Backpacking often means carrying everything you need on your back. So keeping your gear lightweight is key.
This includes your backpacking tent sale and cooking gear. Choosing the right backpacking stove can make meal prep fast and easy on the trail.
But with so many types of stoves available, how do you choose?
This guide will walk you through the key factors to help find the best backpacking stove for your next adventure.
The first decision to make is what type of fuel your backpacking stove should use. There are a few main options:
- Canister fuel stoves – These stoves connect directly to a self-sealing fuel canister containing a blend of propane and butane. The integrated canister makes them simple to use. But the canisters are not refillable, adding waste and cost over time.
- Liquid fuel stoves – Designed for fuels like white gas, diesel, kerosene, or jet fuel. Liquid fuel stoves need to be primed and pressurized but are very versatile. The same stove can work with different fuels based on availability. And the fuel bottles can be reused.
- Wood burning stoves – As the name suggests, these stoves burn small pieces of wood as fuel. No need to carry fuel canisters or bottles. But they do require gathering dry wood and produce more soot.
- Alcohol stoves – Simple and lightweight stoves that burn denatured alcohol, a renewable fuel. But they aren’t as stable in wind and don’t regulate heat as well as pressure stoves.
Since every ounce counts when backpacking, stove weight is a key consideration. Canister stoves and alcohol stoves tend to be lighter than liquid fuel stoves.
And integrated canister stoves eliminate the need to carry a separate fuel bottle.
But remember that weight includes fuel too. Small isobutane canisters weigh less than large liquid fuel bottles for the same amount of energy.
Overall, alcohol and canister stoves are the best options for ultralight backpackers.

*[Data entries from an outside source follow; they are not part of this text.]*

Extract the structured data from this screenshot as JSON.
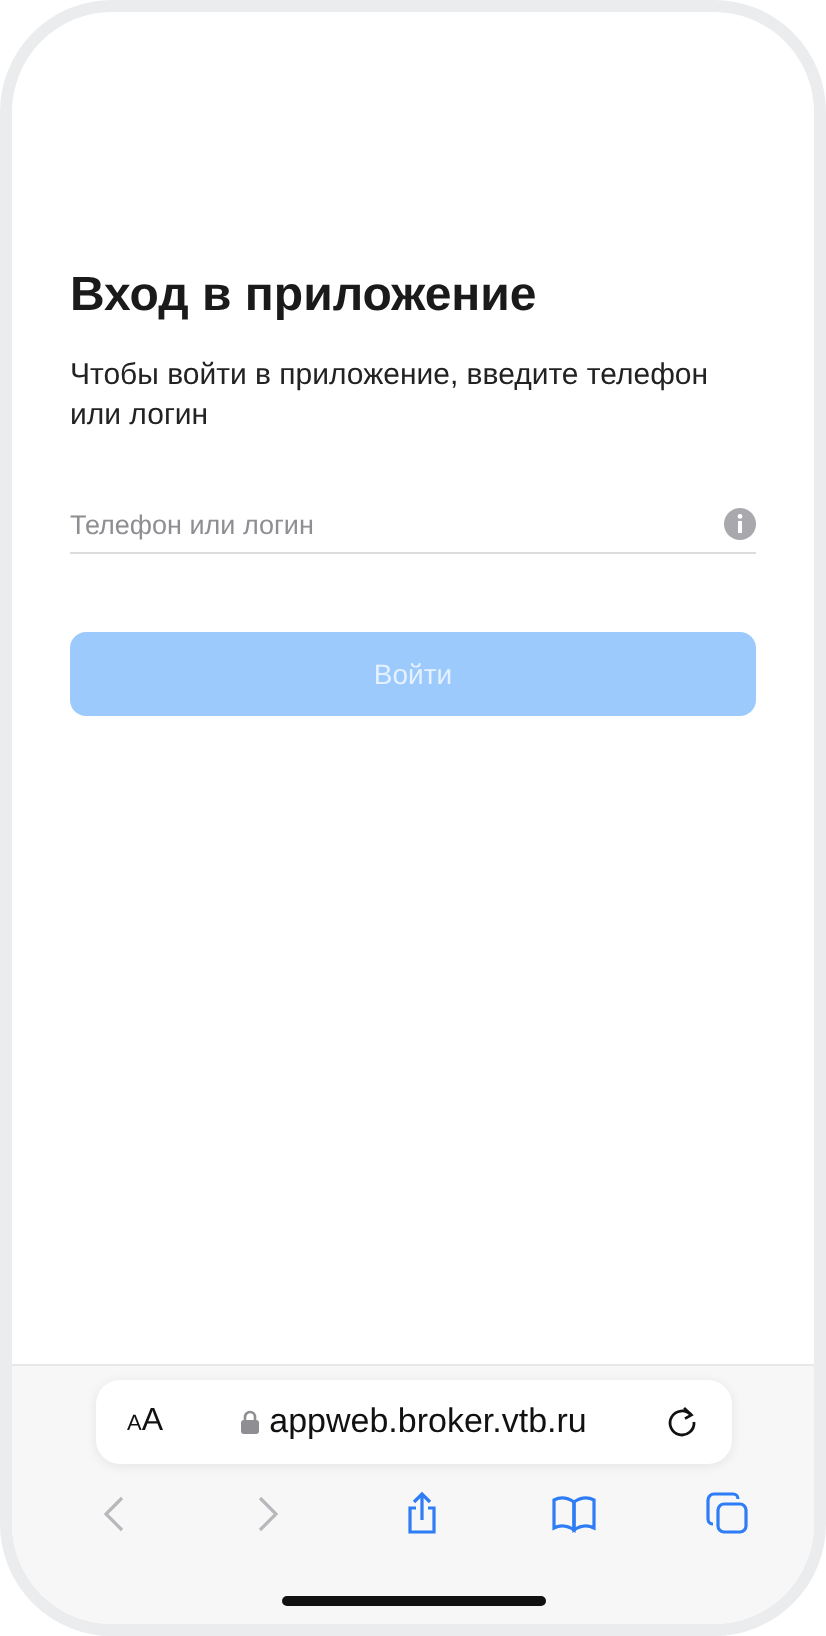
{
  "title": "Вход в приложение",
  "description": "Чтобы войти в приложение, введите телефон или логин",
  "login_field": {
    "placeholder": "Телефон или логин"
  },
  "submit_button": {
    "label": "Войти",
    "disabled": true
  },
  "browser_bar": {
    "text_size_button": "AA",
    "url": "appweb.broker.vtb.ru"
  },
  "toolbar": [
    {
      "kind": "back",
      "disabled": true
    },
    {
      "kind": "forward",
      "disabled": true
    },
    {
      "kind": "share",
      "disabled": false
    },
    {
      "kind": "bookmarks",
      "disabled": false
    },
    {
      "kind": "tabs",
      "disabled": false
    }
  ]
}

Liquid fuel stoves shine when you need more cooking power for longer trips.
If you’ll be cooking in exposed areas, wind resistance is crucial. Spindly alcohol stove flames get blown out easily.
Canister stoves vary in their wind-blocking capability.
Integrated windscreens help block gusts. And models with wider pot supports do better in wind than those with small supports.
Look for a stove with heat reflectors around the burner to keep wind from blowing out the flame. Liquid fuel stoves tend to perform better than canister stoves in high winds.
How easily a stove allows you to adjust the flame from a boil to a simmer makes a difference in cooking flexibility.
Canister stoves often have less precise flame control compared to liquid fuel stoves. Look for canister models with regulators to allow better simmering.
Liquid fuel and alcohol stoves also vary in simmer ease. The best backpacking stoves have a simple way to finely adjust fuel flow and quickly respond to these changes.
Backcountry cooks need stoves they can count on. Quality materials ensure durability over years of use.
Look for solid stove construction without a lot of small parts to break or lose.
See if the manufacturer offers repair services and replacement parts. That way, a stove is less likely to end up in the landfill after a few seasons.
Careful maintenance like cleaning burner holes and greasing O-rings can also improve reliability. And bringing a stove repair kit with spare parts is wise for longer trips.
To find the right backpacking stove, carefully consider your priorities – weight, fuel type, wind resistance, simmering, and reliability.
Alcohol stoves like the Trangia Mini are perfect for solo fast and light trips. While larger groups burning wood with the Solo Stove Lite may prefer the cheaper energy source.
Integrated canister stoves like the Jetboil Flash excel in wind while providing quick boils for minimal weight.
And time-tested liquid fuel stoves like the MSR Whisperlite Universal give maximum control across different fuels.